We highlighted a few things from the diabetes news before speaking with our guest. November is so filled with diabetes events it was a struggle to comment on just two. Lorraine chose @AbbyBayer’s Photo-a-Day challenge encouraging ‘talking’ about diabetes where a picture is worth a thousand words – social media photos. SixUntilMe has more on the post #NDAMphotoaday. Bennet spoke about a recent study that shares the good news that diabetes mortality has declined in the decades since the late 60s and wondered, ‘How do we keep empowering that kind of success?’
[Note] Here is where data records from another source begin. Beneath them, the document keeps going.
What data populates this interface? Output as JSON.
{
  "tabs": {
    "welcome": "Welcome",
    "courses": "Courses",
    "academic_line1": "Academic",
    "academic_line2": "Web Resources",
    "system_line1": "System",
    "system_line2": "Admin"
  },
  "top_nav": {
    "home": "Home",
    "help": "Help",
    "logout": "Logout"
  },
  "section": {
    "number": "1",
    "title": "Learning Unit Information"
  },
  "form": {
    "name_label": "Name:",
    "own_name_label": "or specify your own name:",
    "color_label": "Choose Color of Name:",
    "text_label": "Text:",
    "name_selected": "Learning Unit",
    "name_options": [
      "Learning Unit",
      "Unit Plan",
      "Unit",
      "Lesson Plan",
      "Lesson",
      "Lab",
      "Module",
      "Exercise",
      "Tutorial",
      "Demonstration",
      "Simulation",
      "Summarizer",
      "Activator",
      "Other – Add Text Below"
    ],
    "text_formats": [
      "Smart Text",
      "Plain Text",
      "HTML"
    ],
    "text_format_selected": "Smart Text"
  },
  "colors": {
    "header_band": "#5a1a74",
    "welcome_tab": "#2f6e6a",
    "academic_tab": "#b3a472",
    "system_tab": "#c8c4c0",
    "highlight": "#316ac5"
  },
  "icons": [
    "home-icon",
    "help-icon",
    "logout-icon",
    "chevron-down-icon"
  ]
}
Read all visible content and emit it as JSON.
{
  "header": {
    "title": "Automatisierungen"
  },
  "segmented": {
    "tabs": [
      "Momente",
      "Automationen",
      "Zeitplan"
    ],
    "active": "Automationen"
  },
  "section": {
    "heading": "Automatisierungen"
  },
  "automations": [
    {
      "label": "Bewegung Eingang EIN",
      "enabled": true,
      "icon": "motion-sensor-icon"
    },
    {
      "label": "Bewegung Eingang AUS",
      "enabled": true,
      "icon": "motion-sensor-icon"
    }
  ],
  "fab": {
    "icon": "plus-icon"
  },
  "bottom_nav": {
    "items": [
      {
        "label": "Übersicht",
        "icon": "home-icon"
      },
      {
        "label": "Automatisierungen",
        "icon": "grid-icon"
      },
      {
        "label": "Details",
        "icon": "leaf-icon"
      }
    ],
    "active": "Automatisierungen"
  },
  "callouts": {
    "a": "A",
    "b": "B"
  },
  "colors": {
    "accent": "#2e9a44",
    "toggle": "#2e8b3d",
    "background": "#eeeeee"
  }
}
Research is one path to that success and coincidentally that is exactly what our guest is all about. Joyce joked that she was destined to become a pediatrician. It is her family business with a parent and a sibling both being physicians. She loves kids and became interested in diabetes in her education rotations and those focused her career. While she is a specialist, she says she is not a diabetes expert. She sees a patient 20 minute,s 4 times a year, they live with type 1 24/7/365. We explored that distinction and how Glu fits into the picture with her. Here is a short introductory video of both Joyce and Glu.
We talked about how seeing the patient as an expert empowers them and flipping around the typical patient physician relationship.
We explored MyGlu.org as a means of connecting patients and research to find and share successful ways of living with type 1 diabetes. MyGlu.org is a HIPAA compliant addition to the DOC that in part seeks to connect the peer-to-peer patient community with other parts of the larger diabetes community. Glu is one part of the larger T1D Exchange that includes research and a bio bank. Here a presentation that details those parts of the T1D Exchange:
The research goals of Glu are to use new media as a way to accelerate research timeframes, give more accessible access to research and have the community help define how research can help T1Ds. Joyce mentioned academic peer review and said that Glu is a means of bringing in patients and patient discussion into that review process. I see Glu as an opportunity for us, the patient community, to move closer to and bring our expertise as people who live with type 1 to a relationship of participation with researches that is more one of researchers’ colleagues of than disinterested subjects of studies.
Glu’s first research project is on emotional support and the challenges of T1D. The survey is drawn from Bill Polonsky’s work. In full disclosure, Bennet participated a small amount with communication ideas but all real brilliance was the result of Bill, Joyce and others.
We talked about participating with research. Glu certainly is a step to help build a closer relationship between research and people with diabetes, including parents. Some careful communication to keep kids safe in participating will be needed before kids studies happen there, but we can expect that will be coming. Participation in research requires informed consent. People with diabetes and parents of kids with diabetes need to understand the research and process clearly before participating.
Glu U at the bottom of the MyGlu.org page is where people can find research. The support and diabetes study will only be up a little longer. Act now. Beyond Glu, people interested in becoming more involved with studies can search for diabetes studies at http://www.clinicaltrials.gov.
Our conversation on research was intended to help people understand that research is a critical part of the process of better care. That good communication of better is an important part of the evolution of lower health complications. Joyce along with being a diabetes specialist is an expert in allergies – that is she has kids living with serious food allergies. We spoke about the following video she created with her son to help communicate his health issues with his school.
I think this is a brilliant piece of health communication. Certainly the community has similar communication needs as part of our progress to more successfully living with diabetes.